### Work item
From the entries below, determine the number of lines that contain "role". Give that number by itself.

..........

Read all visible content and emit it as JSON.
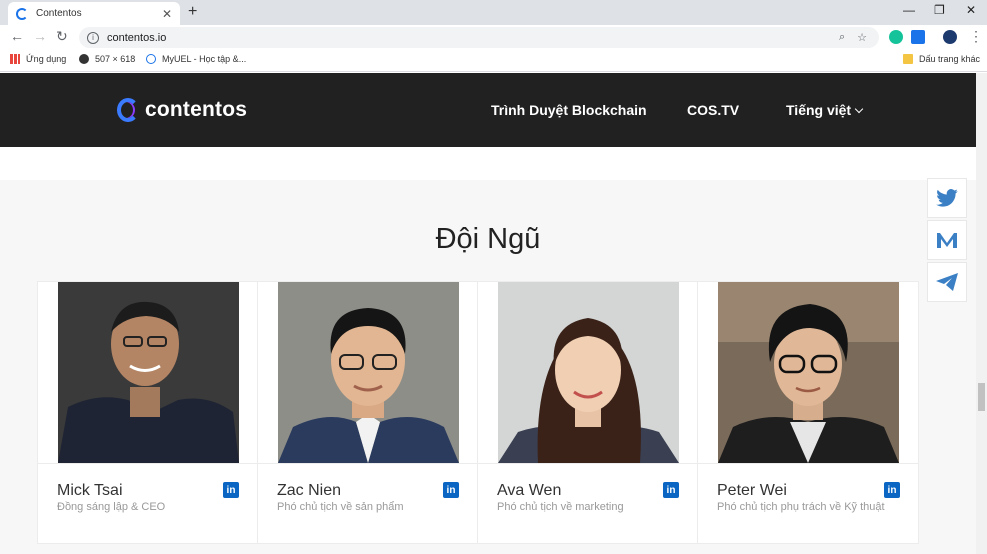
{
  "browser": {
    "tab_title": "Contentos",
    "url": "contentos.io",
    "bookmarks": [
      {
        "label": "Ứng dụng"
      },
      {
        "label": "507 × 618"
      },
      {
        "label": "MyUEL - Học tập &..."
      }
    ],
    "other_bookmarks": "Dấu trang khác"
  },
  "site": {
    "brand": "contentos",
    "nav": [
      {
        "label": "Trình Duyệt Blockchain"
      },
      {
        "label": "COS.TV"
      },
      {
        "label": "Tiếng việt"
      }
    ],
    "section_title": "Đội Ngũ",
    "team": [
      {
        "name": "Mick Tsai",
        "role": "Đồng sáng lập & CEO"
      },
      {
        "name": "Zac Nien",
        "role": "Phó chủ tịch về sản phẩm"
      },
      {
        "name": "Ava Wen",
        "role": "Phó chủ tịch về marketing"
      },
      {
        "name": "Peter Wei",
        "role": "Phó chủ tịch phụ trách về Kỹ thuật"
      }
    ],
    "linkedin_glyph": "in",
    "social_icons": [
      "twitter-icon",
      "medium-icon",
      "telegram-icon"
    ]
  },
  "colors": {
    "header_bg": "#212121",
    "accent_blue": "#3a7bff",
    "linkedin": "#0a66c2",
    "social_icon": "#3b7fc4"
  }
}
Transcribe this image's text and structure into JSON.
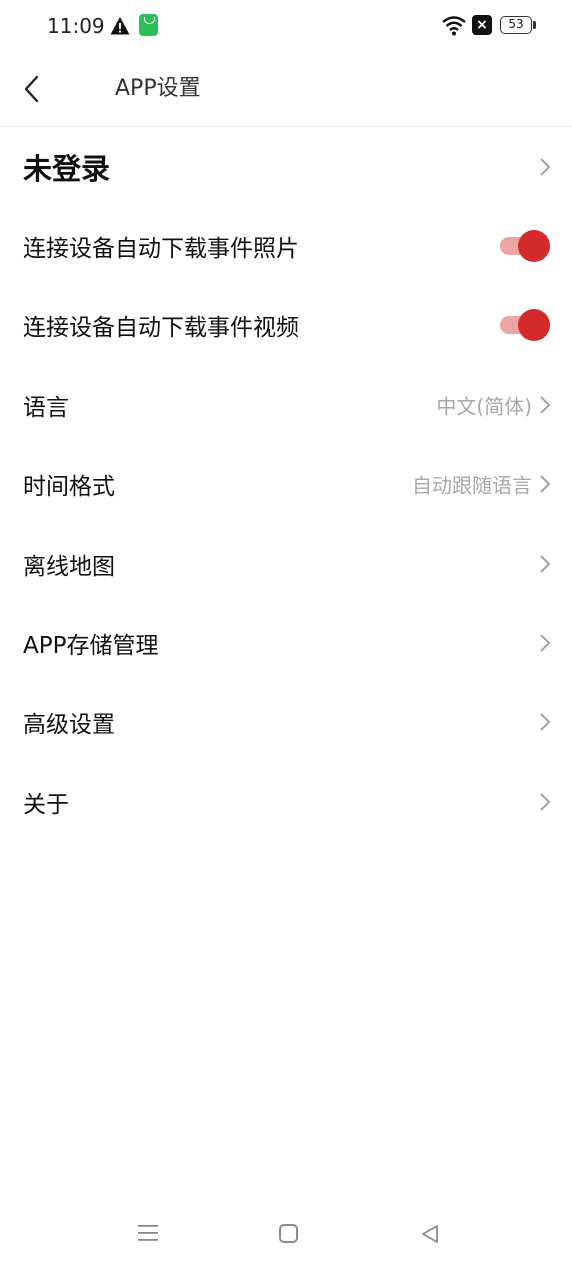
{
  "status_bar": {
    "time": "11:09",
    "battery": "53"
  },
  "header": {
    "title": "APP设置"
  },
  "settings": {
    "login": {
      "label": "未登录"
    },
    "auto_download_photos": {
      "label": "连接设备自动下载事件照片",
      "enabled": true
    },
    "auto_download_videos": {
      "label": "连接设备自动下载事件视频",
      "enabled": true
    },
    "language": {
      "label": "语言",
      "value": "中文(简体)"
    },
    "time_format": {
      "label": "时间格式",
      "value": "自动跟随语言"
    },
    "offline_map": {
      "label": "离线地图"
    },
    "storage": {
      "label": "APP存储管理"
    },
    "advanced": {
      "label": "高级设置"
    },
    "about": {
      "label": "关于"
    }
  },
  "colors": {
    "accent": "#d42a2a",
    "toggle_track": "#eda5a4",
    "secondary_text": "#a8a8a8"
  }
}
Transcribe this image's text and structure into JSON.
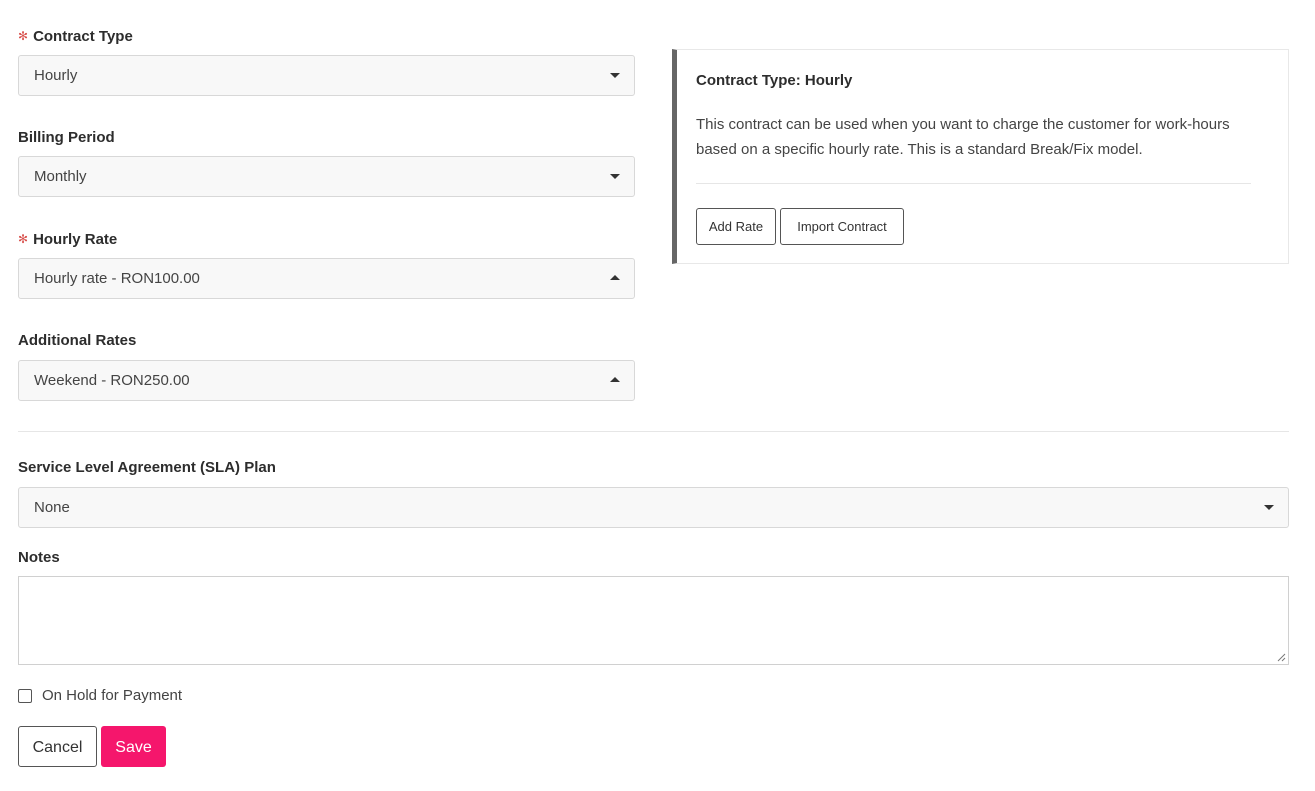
{
  "form": {
    "contract_type": {
      "label": "Contract Type",
      "required_mark": "✻",
      "value": "Hourly"
    },
    "billing_period": {
      "label": "Billing Period",
      "value": "Monthly"
    },
    "hourly_rate": {
      "label": "Hourly Rate",
      "required_mark": "✻",
      "value": "Hourly rate - RON100.00"
    },
    "additional_rates": {
      "label": "Additional Rates",
      "value": "Weekend - RON250.00"
    },
    "sla_plan": {
      "label": "Service Level Agreement (SLA) Plan",
      "value": "None"
    },
    "notes": {
      "label": "Notes",
      "value": ""
    },
    "on_hold": {
      "label": "On Hold for Payment",
      "checked": false
    }
  },
  "info_panel": {
    "title": "Contract Type: Hourly",
    "description": "This contract can be used when you want to charge the customer for work-hours based on a specific hourly rate. This is a standard Break/Fix model.",
    "add_rate_label": "Add Rate",
    "import_contract_label": "Import Contract"
  },
  "actions": {
    "cancel_label": "Cancel",
    "save_label": "Save"
  },
  "colors": {
    "save_button": "#f5166c",
    "required_mark": "#d9534f",
    "panel_accent": "#666666"
  },
  "icons": {
    "select_caret_down": "caret-down-icon",
    "select_caret_up": "caret-up-icon",
    "resize_grip": "resize-grip-icon"
  }
}
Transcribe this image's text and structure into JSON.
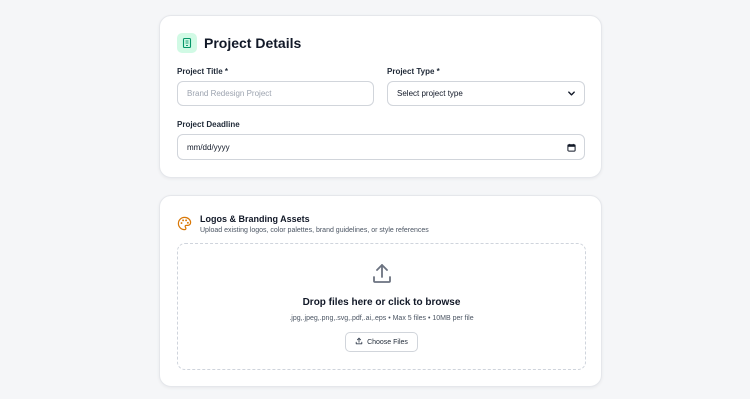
{
  "project_details": {
    "title": "Project Details",
    "icon": "building-icon",
    "accent_color": "#059669",
    "fields": {
      "project_title": {
        "label": "Project Title *",
        "placeholder": "Brand Redesign Project",
        "value": ""
      },
      "project_type": {
        "label": "Project Type *",
        "selected": "Select project type"
      },
      "project_deadline": {
        "label": "Project Deadline",
        "value": "mm/dd/yyyy"
      }
    }
  },
  "branding_assets": {
    "title": "Logos & Branding Assets",
    "description": "Upload existing logos, color palettes, brand guidelines, or style references",
    "icon": "palette-icon",
    "icon_color": "#d97706",
    "dropzone": {
      "title": "Drop files here or click to browse",
      "hint": ".jpg,.jpeg,.png,.svg,.pdf,.ai,.eps • Max 5 files • 10MB per file",
      "button_label": "Choose Files",
      "icon": "upload-icon"
    }
  }
}
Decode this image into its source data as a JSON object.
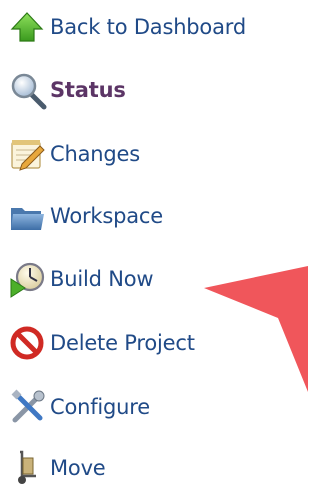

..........

### Solution to the problem
4